Now, if you are asking why I didn’t just go and make new like-minded friends, this is really not the easiest thing to do. Firstly, at the age of 30, people just assume you have your friends, and at times I felt like a stage-5-clinger trying to make new pals. And yes I have tried groups like Meet.up.com, and have attended many interesting events such as trance drumming circles and dance movement classes. I have even tried Tinder to make friends (do not try this one at home kids). This coupled with the fact that I am actually lot more introverted that I thought made this a difficult task. So although in recent months I have been slowly making a few more alcohol-free buddies, as well as meeting some rad humans on online support groups like Hello Sunday Morning and Club Soda the reality is that it is difficult enough to make friends in the real world, never mind making sober ones, and if you feel like you are alone in this debacle, the irony is I’m right here lonely AF next to you!
The morning after my 30th birthday party, I woke up, and for a few minutes I felt incredibly disorientated, with a horrible familiar sinking feeling. A feeling of dread and shame. What had I done the previous evening? I couldn’t remember anything? I must have blacked out at the party. Oh Andrea. How could you have done this again?
And then after some time I came to realise, like waking up from a bad dream, I was having a knee-jerk response, one which I’d had on so many birthdays before. I couldn’t remember any of the bad things I had done, because I hadn’t done anything (except for eating around 3kgs of chocolate 😉 )! The feeling of relief and pride in that moment was overwhelming, and apart for one bad-ass sugar hangover, I felt alive, with my memories of the night before fully intact. The good the bad, and the ugly, I didn’t care, at least I could recall it all! I had managed to enter my 30’s wide awake.
The reality is that giving up alcohol is a bumpy ride, filled with intense highs as well as some dark lows and is one to be prepared for. There were (and are still) times were I considered throwing in the towel, and drinking again, no longer wanting to go against the grain, or be excluded from the ‘tribe’ any longer. But these moments come and go, and I let them gently wash over me when they do.
And although the last few Winter months have been a roller coaster of emotion, of solitude, of fending for myself and feeling like an outsider at times, I would rather this be my journey, then my previous life of hangovers, mistakes, anxiety, and damage to my body that alcohol brought into my life, not to mention the desperate feelings of misalignment it brought to my spirit. I would rather save my money and spend it on things that make me feel happy and whole, and put it towards a future that I can be proud of.

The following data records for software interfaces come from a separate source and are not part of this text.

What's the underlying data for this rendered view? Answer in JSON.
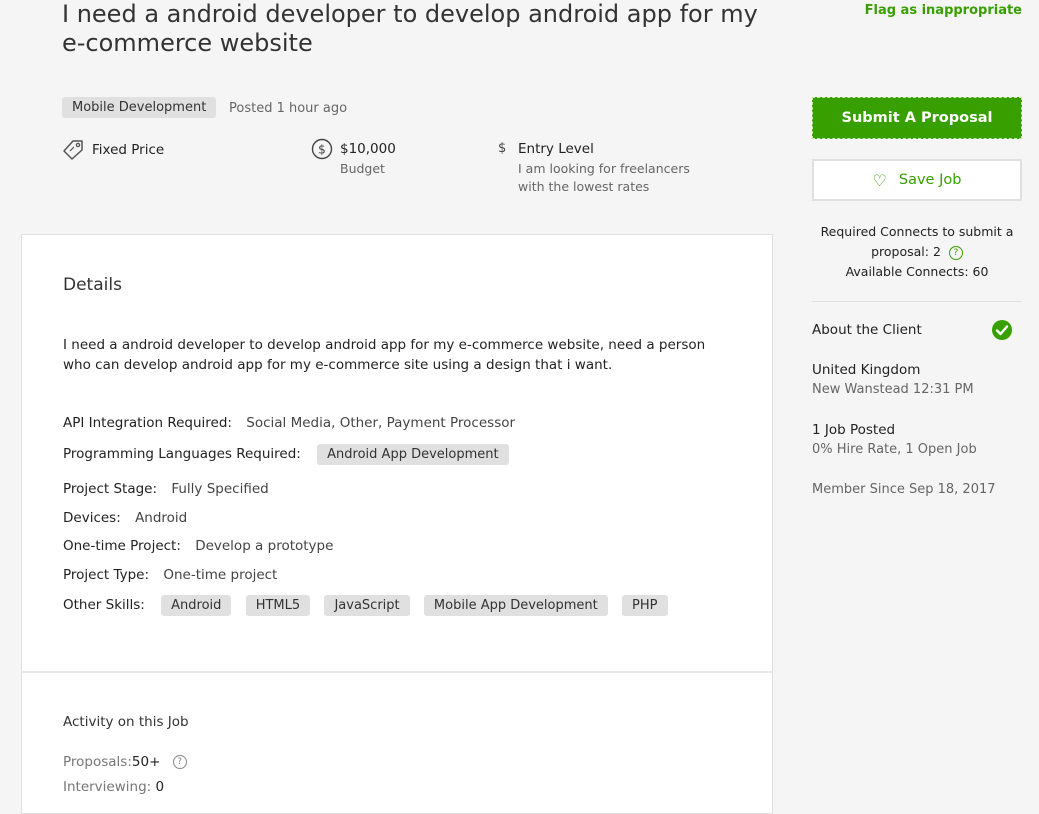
{
  "job": {
    "title": "I need a android developer to develop android app for my e-commerce website",
    "flag_label": "Flag as inappropriate",
    "category": "Mobile Development",
    "posted": "Posted 1 hour ago"
  },
  "meta": {
    "price_type": "Fixed Price",
    "budget_value": "$10,000",
    "budget_label": "Budget",
    "level_title": "Entry Level",
    "level_desc": "I am looking for freelancers with the lowest rates"
  },
  "details": {
    "heading": "Details",
    "description": "I need a android developer to develop android app for my e-commerce website, need a person who can develop android app for my e-commerce site using a design that i want.",
    "api_label": "API Integration Required:",
    "api_value": "Social Media, Other, Payment Processor",
    "prog_label": "Programming Languages Required:",
    "prog_value": "Android App Development",
    "stage_label": "Project Stage:",
    "stage_value": "Fully Specified",
    "devices_label": "Devices:",
    "devices_value": "Android",
    "onetime_label": "One-time Project:",
    "onetime_value": "Develop a prototype",
    "type_label": "Project Type:",
    "type_value": "One-time project",
    "skills_label": "Other Skills:",
    "skills": [
      "Android",
      "HTML5",
      "JavaScript",
      "Mobile App Development",
      "PHP"
    ]
  },
  "activity": {
    "heading": "Activity on this Job",
    "proposals_label": "Proposals:",
    "proposals_value": "50+",
    "interviewing_label": "Interviewing:",
    "interviewing_value": "0"
  },
  "sidebar": {
    "submit_label": "Submit A Proposal",
    "save_label": "Save Job",
    "connects_required": "Required Connects to submit a proposal: 2",
    "connects_available": "Available Connects: 60"
  },
  "client": {
    "heading": "About the Client",
    "country": "United Kingdom",
    "city_time": "New Wanstead 12:31 PM",
    "jobs_posted": "1 Job Posted",
    "hire_rate": "0% Hire Rate, 1 Open Job",
    "member_since": "Member Since Sep 18, 2017"
  },
  "colors": {
    "accent": "#37a000",
    "background": "#f5f5f5",
    "tag_bg": "#e0e0e0"
  }
}
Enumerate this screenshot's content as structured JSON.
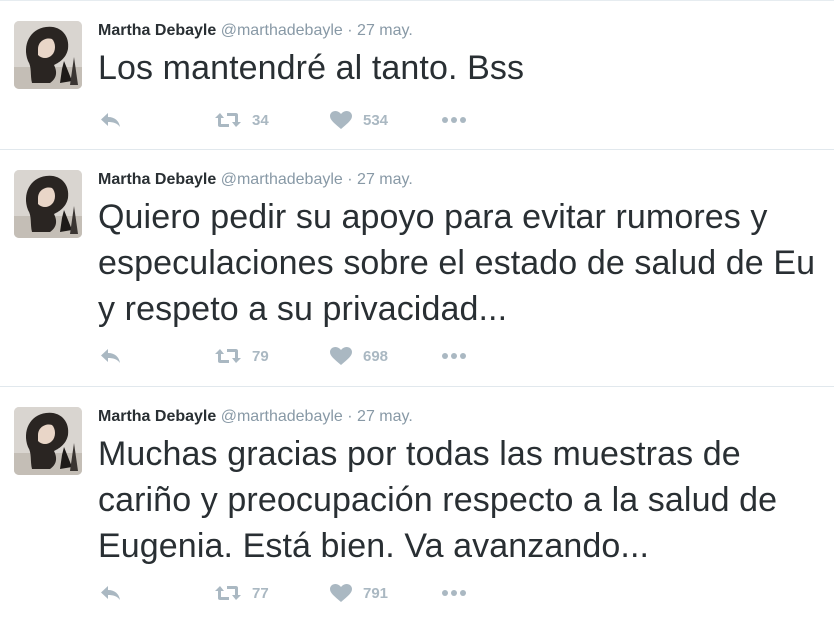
{
  "tweets": [
    {
      "author": {
        "name": "Martha Debayle",
        "handle": "@marthadebayle"
      },
      "separator": "·",
      "date": "27 may.",
      "text": "Los mantendré al tanto. Bss",
      "retweets": "34",
      "likes": "534"
    },
    {
      "author": {
        "name": "Martha Debayle",
        "handle": "@marthadebayle"
      },
      "separator": "·",
      "date": "27 may.",
      "text": "Quiero pedir su apoyo para evitar rumores y especulaciones sobre el estado de salud de Eu y respeto a su privacidad...",
      "retweets": "79",
      "likes": "698"
    },
    {
      "author": {
        "name": "Martha Debayle",
        "handle": "@marthadebayle"
      },
      "separator": "·",
      "date": "27 may.",
      "text": "Muchas gracias por todas las muestras de cariño y preocupación respecto a la salud de Eugenia. Está bien. Va avanzando...",
      "retweets": "77",
      "likes": "791"
    }
  ],
  "icons": {
    "reply": "reply-icon",
    "retweet": "retweet-icon",
    "like": "heart-icon",
    "more": "more-dots-icon"
  },
  "colors": {
    "text": "#292f33",
    "meta": "#8899a6",
    "action": "#aab8c2",
    "divider": "#e1e8ed"
  }
}
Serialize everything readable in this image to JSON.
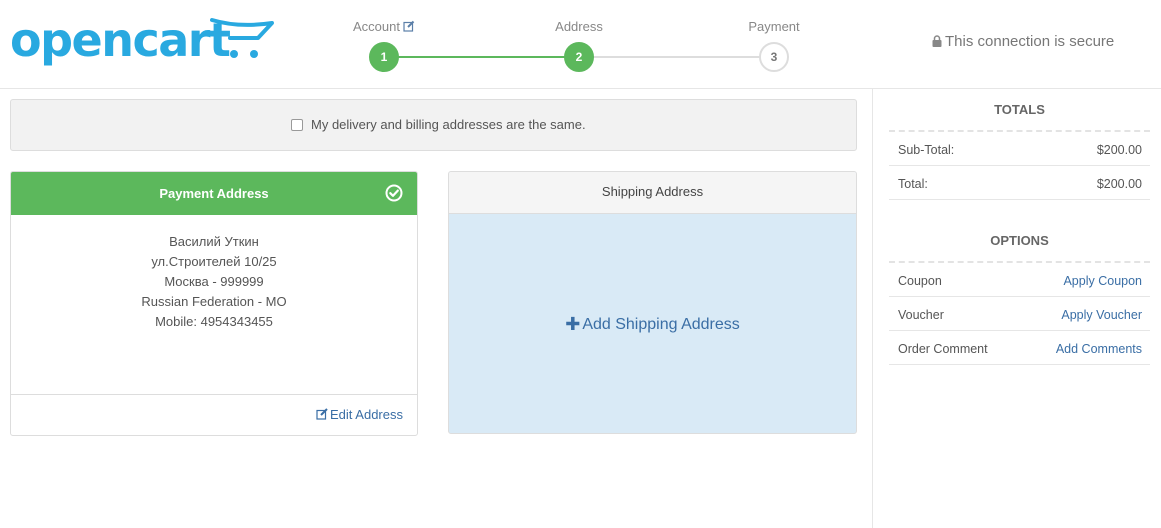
{
  "header": {
    "logo_text": "opencart",
    "steps": [
      {
        "label": "Account",
        "number": "1",
        "state": "done"
      },
      {
        "label": "Address",
        "number": "2",
        "state": "done"
      },
      {
        "label": "Payment",
        "number": "3",
        "state": "todo"
      }
    ],
    "secure_text": "This connection is secure"
  },
  "same_address": {
    "label": "My delivery and billing addresses are the same.",
    "checked": false
  },
  "payment_address": {
    "title": "Payment Address",
    "lines": [
      "Василий Уткин",
      "ул.Строителей 10/25",
      "Москва - 999999",
      "Russian Federation - MO",
      "Mobile: 4954343455"
    ],
    "edit_label": "Edit Address"
  },
  "shipping_address": {
    "title": "Shipping Address",
    "add_label": "Add Shipping Address"
  },
  "totals": {
    "title": "TOTALS",
    "rows": [
      {
        "label": "Sub-Total:",
        "value": "$200.00"
      },
      {
        "label": "Total:",
        "value": "$200.00"
      }
    ]
  },
  "options": {
    "title": "OPTIONS",
    "rows": [
      {
        "label": "Coupon",
        "action": "Apply Coupon"
      },
      {
        "label": "Voucher",
        "action": "Apply Voucher"
      },
      {
        "label": "Order Comment",
        "action": "Add Comments"
      }
    ]
  },
  "colors": {
    "brand": "#29a9e0",
    "success": "#5cb85c",
    "link": "#3a6ea5",
    "shipping_bg": "#d9eaf6"
  }
}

With my feet on the ground, and with Spring blossoming, the air is filled with possibility and excitement again. I feel happiness returning back in this body of mine, and I am feeling strong.
I know I join hundreds of thousands of other people in making this life choice, and this thought fills me with a reminder on companionship, and comradry, and I carry this with me.

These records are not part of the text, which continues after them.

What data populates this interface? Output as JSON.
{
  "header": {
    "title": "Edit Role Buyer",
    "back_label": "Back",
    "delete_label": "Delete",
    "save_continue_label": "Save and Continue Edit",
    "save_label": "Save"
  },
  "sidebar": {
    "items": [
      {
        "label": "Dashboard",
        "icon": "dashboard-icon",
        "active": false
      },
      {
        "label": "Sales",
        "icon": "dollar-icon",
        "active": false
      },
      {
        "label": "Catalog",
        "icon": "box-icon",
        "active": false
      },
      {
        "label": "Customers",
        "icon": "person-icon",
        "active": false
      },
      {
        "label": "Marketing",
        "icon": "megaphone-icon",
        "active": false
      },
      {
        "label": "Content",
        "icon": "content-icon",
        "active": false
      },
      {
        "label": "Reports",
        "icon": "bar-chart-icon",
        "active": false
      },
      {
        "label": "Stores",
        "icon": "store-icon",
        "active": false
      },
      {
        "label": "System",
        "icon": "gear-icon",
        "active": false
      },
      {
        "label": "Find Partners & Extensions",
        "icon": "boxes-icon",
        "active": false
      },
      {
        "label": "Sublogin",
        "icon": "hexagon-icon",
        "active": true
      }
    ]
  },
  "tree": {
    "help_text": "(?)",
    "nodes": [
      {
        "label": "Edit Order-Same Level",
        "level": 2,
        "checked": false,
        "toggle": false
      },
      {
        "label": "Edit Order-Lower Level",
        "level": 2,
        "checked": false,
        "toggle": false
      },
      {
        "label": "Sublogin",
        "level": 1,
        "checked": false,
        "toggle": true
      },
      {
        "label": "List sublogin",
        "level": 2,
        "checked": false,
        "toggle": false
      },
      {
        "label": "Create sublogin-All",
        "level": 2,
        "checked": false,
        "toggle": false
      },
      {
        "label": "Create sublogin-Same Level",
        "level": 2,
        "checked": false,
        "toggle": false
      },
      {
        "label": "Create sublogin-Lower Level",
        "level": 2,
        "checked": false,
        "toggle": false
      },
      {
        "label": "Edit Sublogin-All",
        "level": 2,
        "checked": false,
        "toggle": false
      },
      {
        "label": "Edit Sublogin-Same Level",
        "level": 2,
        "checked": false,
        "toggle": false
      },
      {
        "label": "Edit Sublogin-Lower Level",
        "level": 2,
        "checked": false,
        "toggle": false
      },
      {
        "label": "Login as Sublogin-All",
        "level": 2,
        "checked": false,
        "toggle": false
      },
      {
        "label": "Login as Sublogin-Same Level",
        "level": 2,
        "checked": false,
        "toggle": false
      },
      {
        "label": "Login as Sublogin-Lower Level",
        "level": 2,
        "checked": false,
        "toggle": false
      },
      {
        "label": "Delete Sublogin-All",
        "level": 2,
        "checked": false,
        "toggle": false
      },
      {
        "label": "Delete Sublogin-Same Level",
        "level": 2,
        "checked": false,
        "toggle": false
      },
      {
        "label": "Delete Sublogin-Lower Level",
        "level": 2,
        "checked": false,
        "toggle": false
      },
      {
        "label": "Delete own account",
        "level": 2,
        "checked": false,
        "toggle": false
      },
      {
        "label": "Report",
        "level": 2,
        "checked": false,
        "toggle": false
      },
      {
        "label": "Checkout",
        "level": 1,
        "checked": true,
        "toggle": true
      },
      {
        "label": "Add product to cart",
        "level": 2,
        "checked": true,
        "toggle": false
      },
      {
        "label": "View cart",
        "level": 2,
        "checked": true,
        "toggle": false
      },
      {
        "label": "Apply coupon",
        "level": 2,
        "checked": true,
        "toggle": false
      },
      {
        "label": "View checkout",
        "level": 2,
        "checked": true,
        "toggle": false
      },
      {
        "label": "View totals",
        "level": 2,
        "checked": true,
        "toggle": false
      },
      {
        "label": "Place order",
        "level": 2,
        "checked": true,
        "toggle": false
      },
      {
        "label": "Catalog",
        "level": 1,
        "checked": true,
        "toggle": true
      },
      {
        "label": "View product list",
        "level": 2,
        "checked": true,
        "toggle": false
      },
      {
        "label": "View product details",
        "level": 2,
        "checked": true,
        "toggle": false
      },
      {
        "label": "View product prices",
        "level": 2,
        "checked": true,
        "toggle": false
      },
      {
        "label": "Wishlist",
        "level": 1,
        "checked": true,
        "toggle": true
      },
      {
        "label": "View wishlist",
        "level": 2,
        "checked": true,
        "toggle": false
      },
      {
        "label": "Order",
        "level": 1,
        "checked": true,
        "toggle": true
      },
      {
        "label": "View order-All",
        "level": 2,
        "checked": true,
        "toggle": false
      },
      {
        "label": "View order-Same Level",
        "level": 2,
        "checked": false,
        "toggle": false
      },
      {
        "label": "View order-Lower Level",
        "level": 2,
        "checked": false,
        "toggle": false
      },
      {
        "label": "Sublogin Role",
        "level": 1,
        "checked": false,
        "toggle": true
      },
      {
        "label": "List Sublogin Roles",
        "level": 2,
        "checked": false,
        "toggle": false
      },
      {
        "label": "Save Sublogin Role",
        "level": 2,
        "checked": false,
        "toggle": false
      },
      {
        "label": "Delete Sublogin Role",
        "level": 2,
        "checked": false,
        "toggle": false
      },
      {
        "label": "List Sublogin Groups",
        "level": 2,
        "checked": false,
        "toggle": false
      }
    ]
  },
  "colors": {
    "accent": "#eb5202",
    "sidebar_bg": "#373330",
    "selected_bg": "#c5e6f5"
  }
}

Thank you for walking this path with me, or being witness to it from afar.
And for those who feel alone, as I have felt at times in this process, I invite you to come take my hand and walk this journey side-by-side with me. Through the mountain tops, and the valleys troughs.
Let’s do this damn thing together.
Looking for some online support? Here are some of the sites, podcasts and books that have helped me along the way!